* What is required *
Every record that follows should be written out again without any change.

Records from a collection:

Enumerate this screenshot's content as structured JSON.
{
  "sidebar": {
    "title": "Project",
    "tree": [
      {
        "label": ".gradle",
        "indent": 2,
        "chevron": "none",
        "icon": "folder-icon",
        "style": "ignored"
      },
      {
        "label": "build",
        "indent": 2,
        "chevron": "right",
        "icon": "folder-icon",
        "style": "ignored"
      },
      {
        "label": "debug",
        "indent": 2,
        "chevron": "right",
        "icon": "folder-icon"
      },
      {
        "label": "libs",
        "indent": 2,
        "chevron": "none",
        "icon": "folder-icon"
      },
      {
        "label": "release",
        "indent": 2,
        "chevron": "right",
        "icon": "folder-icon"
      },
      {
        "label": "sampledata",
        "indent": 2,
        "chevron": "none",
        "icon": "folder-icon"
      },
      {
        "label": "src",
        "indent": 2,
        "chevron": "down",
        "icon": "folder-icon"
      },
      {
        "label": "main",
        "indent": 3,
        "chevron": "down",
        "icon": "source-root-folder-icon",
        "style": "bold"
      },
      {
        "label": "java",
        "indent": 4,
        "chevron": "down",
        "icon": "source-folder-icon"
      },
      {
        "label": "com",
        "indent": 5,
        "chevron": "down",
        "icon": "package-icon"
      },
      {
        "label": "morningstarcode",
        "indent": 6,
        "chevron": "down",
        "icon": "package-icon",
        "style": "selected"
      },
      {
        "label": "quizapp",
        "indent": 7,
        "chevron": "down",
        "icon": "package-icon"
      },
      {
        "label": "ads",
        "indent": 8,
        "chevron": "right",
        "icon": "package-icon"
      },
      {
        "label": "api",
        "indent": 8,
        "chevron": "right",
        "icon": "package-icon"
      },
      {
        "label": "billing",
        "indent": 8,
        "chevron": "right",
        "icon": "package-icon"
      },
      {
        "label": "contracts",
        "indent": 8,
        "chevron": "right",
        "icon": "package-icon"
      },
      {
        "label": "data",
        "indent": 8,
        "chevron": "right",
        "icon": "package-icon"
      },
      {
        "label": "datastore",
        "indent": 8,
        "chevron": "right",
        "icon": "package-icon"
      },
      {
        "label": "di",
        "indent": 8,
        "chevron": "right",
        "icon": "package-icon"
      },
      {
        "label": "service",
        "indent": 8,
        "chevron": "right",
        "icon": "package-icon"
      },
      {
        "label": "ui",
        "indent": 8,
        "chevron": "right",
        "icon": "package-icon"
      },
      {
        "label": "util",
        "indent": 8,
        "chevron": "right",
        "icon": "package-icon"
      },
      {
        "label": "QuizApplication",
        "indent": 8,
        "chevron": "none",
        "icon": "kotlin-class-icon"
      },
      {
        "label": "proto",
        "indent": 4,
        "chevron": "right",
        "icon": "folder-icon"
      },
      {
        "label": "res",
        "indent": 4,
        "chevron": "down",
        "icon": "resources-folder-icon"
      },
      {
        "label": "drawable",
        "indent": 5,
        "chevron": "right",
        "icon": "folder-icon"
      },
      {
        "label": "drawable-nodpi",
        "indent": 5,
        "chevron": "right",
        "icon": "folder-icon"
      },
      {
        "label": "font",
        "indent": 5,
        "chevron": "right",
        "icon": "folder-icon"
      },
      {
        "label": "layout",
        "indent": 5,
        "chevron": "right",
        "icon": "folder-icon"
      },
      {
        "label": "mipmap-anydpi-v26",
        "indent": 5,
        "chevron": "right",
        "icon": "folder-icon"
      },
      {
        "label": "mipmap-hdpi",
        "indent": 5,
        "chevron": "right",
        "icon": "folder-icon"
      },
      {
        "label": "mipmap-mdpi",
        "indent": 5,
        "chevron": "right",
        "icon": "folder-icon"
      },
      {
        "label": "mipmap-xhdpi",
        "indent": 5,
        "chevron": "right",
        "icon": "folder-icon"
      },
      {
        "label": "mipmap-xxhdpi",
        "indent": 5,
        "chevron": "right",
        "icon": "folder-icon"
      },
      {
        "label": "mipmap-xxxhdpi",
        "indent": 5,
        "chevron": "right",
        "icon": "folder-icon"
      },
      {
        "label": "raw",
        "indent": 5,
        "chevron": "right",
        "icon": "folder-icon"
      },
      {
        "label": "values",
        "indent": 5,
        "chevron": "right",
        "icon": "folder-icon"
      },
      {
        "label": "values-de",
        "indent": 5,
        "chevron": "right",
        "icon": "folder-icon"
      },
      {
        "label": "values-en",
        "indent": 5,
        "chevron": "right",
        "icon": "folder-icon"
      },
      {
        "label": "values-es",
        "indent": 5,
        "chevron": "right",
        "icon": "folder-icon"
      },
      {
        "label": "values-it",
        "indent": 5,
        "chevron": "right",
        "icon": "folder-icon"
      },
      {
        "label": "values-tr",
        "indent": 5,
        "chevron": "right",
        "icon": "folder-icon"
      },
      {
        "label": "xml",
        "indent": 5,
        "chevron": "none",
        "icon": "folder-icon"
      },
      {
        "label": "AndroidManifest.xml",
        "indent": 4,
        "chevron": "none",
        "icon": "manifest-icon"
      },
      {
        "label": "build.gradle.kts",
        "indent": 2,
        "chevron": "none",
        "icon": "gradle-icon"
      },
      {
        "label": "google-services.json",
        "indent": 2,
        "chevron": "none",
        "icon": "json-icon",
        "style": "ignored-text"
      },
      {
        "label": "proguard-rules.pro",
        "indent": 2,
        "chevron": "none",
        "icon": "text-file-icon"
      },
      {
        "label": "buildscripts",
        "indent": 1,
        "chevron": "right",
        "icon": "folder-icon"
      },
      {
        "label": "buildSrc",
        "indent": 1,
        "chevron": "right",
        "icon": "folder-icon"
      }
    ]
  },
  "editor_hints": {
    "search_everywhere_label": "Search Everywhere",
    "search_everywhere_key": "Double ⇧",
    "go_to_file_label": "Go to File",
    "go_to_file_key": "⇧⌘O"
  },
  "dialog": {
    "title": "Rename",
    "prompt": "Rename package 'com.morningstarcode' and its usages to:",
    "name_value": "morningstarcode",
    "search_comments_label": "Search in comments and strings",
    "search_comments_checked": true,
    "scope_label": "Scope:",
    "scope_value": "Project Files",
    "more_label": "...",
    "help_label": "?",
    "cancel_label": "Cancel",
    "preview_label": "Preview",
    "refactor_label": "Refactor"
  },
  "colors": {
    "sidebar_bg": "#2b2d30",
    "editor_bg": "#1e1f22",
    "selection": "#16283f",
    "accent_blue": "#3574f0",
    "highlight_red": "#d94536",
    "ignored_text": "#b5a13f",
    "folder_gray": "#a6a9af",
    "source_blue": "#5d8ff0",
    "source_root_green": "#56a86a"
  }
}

* Exercise result *
Enumerate this screenshot's content as structured JSON.
{
  "sidebar": {
    "title": "Project",
    "tree": [
      {
        "label": ".gradle",
        "indent": 2,
        "chevron": "none",
        "icon": "folder-icon",
        "style": "ignored"
      },
      {
        "label": "build",
        "indent": 2,
        "chevron": "right",
        "icon": "folder-icon",
        "style": "ignored"
      },
      {
        "label": "debug",
        "indent": 2,
        "chevron": "right",
        "icon": "folder-icon"
      },
      {
        "label": "libs",
        "indent": 2,
        "chevron": "none",
        "icon": "folder-icon"
      },
      {
        "label": "release",
        "indent": 2,
        "chevron": "right",
        "icon": "folder-icon"
      },
      {
        "label": "sampledata",
        "indent": 2,
        "chevron": "none",
        "icon": "folder-icon"
      },
      {
        "label": "src",
        "indent": 2,
        "chevron": "down",
        "icon": "folder-icon"
      },
      {
        "label": "main",
        "indent": 3,
        "chevron": "down",
        "icon": "source-root-folder-icon",
        "style": "bold"
      },
      {
        "label": "java",
        "indent": 4,
        "chevron": "down",
        "icon": "source-folder-icon"
      },
      {
        "label": "com",
        "indent": 5,
        "chevron": "down",
        "icon": "package-icon"
      },
      {
        "label": "morningstarcode",
        "indent": 6,
        "chevron": "down",
        "icon": "package-icon",
        "style": "selected"
      },
      {
        "label": "quizapp",
        "indent": 7,
        "chevron": "down",
        "icon": "package-icon"
      },
      {
        "label": "ads",
        "indent": 8,
        "chevron": "right",
        "icon": "package-icon"
      },
      {
        "label": "api",
        "indent": 8,
        "chevron": "right",
        "icon": "package-icon"
      },
      {
        "label": "billing",
        "indent": 8,
        "chevron": "right",
        "icon": "package-icon"
      },
      {
        "label": "contracts",
        "indent": 8,
        "chevron": "right",
        "icon": "package-icon"
      },
      {
        "label": "data",
        "indent": 8,
        "chevron": "right",
        "icon": "package-icon"
      },
      {
        "label": "datastore",
        "indent": 8,
        "chevron": "right",
        "icon": "package-icon"
      },
      {
        "label": "di",
        "indent": 8,
        "chevron": "right",
        "icon": "package-icon"
      },
      {
        "label": "service",
        "indent": 8,
        "chevron": "right",
        "icon": "package-icon"
      },
      {
        "label": "ui",
        "indent": 8,
        "chevron": "right",
        "icon": "package-icon"
      },
      {
        "label": "util",
        "indent": 8,
        "chevron": "right",
        "icon": "package-icon"
      },
      {
        "label": "QuizApplication",
        "indent": 8,
        "chevron": "none",
        "icon": "kotlin-class-icon"
      },
      {
        "label": "proto",
        "indent": 4,
        "chevron": "right",
        "icon": "folder-icon"
      },
      {
        "label": "res",
        "indent": 4,
        "chevron": "down",
        "icon": "resources-folder-icon"
      },
      {
        "label": "drawable",
        "indent": 5,
        "chevron": "right",
        "icon": "folder-icon"
      },
      {
        "label": "drawable-nodpi",
        "indent": 5,
        "chevron": "right",
        "icon": "folder-icon"
      },
      {
        "label": "font",
        "indent": 5,
        "chevron": "right",
        "icon": "folder-icon"
      },
      {
        "label": "layout",
        "indent": 5,
        "chevron": "right",
        "icon": "folder-icon"
      },
      {
        "label": "mipmap-anydpi-v26",
        "indent": 5,
        "chevron": "right",
        "icon": "folder-icon"
      },
      {
        "label": "mipmap-hdpi",
        "indent": 5,
        "chevron": "right",
        "icon": "folder-icon"
      },
      {
        "label": "mipmap-mdpi",
        "indent": 5,
        "chevron": "right",
        "icon": "folder-icon"
      },
      {
        "label": "mipmap-xhdpi",
        "indent": 5,
        "chevron": "right",
        "icon": "folder-icon"
      },
      {
        "label": "mipmap-xxhdpi",
        "indent": 5,
        "chevron": "right",
        "icon": "folder-icon"
      },
      {
        "label": "mipmap-xxxhdpi",
        "indent": 5,
        "chevron": "right",
        "icon": "folder-icon"
      },
      {
        "label": "raw",
        "indent": 5,
        "chevron": "right",
        "icon": "folder-icon"
      },
      {
        "label": "values",
        "indent": 5,
        "chevron": "right",
        "icon": "folder-icon"
      },
      {
        "label": "values-de",
        "indent": 5,
        "chevron": "right",
        "icon": "folder-icon"
      },
      {
        "label": "values-en",
        "indent": 5,
        "chevron": "right",
        "icon": "folder-icon"
      },
      {
        "label": "values-es",
        "indent": 5,
        "chevron": "right",
        "icon": "folder-icon"
      },
      {
        "label": "values-it",
        "indent": 5,
        "chevron": "right",
        "icon": "folder-icon"
      },
      {
        "label": "values-tr",
        "indent": 5,
        "chevron": "right",
        "icon": "folder-icon"
      },
      {
        "label": "xml",
        "indent": 5,
        "chevron": "none",
        "icon": "folder-icon"
      },
      {
        "label": "AndroidManifest.xml",
        "indent": 4,
        "chevron": "none",
        "icon": "manifest-icon"
      },
      {
        "label": "build.gradle.kts",
        "indent": 2,
        "chevron": "none",
        "icon": "gradle-icon"
      },
      {
        "label": "google-services.json",
        "indent": 2,
        "chevron": "none",
        "icon": "json-icon",
        "style": "ignored-text"
      },
      {
        "label": "proguard-rules.pro",
        "indent": 2,
        "chevron": "none",
        "icon": "text-file-icon"
      },
      {
        "label": "buildscripts",
        "indent": 1,
        "chevron": "right",
        "icon": "folder-icon"
      },
      {
        "label": "buildSrc",
        "indent": 1,
        "chevron": "right",
        "icon": "folder-icon"
      }
    ]
  },
  "editor_hints": {
    "search_everywhere_label": "Search Everywhere",
    "search_everywhere_key": "Double ⇧",
    "go_to_file_label": "Go to File",
    "go_to_file_key": "⇧⌘O"
  },
  "dialog": {
    "title": "Rename",
    "prompt": "Rename package 'com.morningstarcode' and its usages to:",
    "name_value": "morningstarcode",
    "search_comments_label": "Search in comments and strings",
    "search_comments_checked": true,
    "scope_label": "Scope:",
    "scope_value": "Project Files",
    "more_label": "...",
    "help_label": "?",
    "cancel_label": "Cancel",
    "preview_label": "Preview",
    "refactor_label": "Refactor"
  },
  "colors": {
    "sidebar_bg": "#2b2d30",
    "editor_bg": "#1e1f22",
    "selection": "#16283f",
    "accent_blue": "#3574f0",
    "highlight_red": "#d94536",
    "ignored_text": "#b5a13f",
    "folder_gray": "#a6a9af",
    "source_blue": "#5d8ff0",
    "source_root_green": "#56a86a"
  }
}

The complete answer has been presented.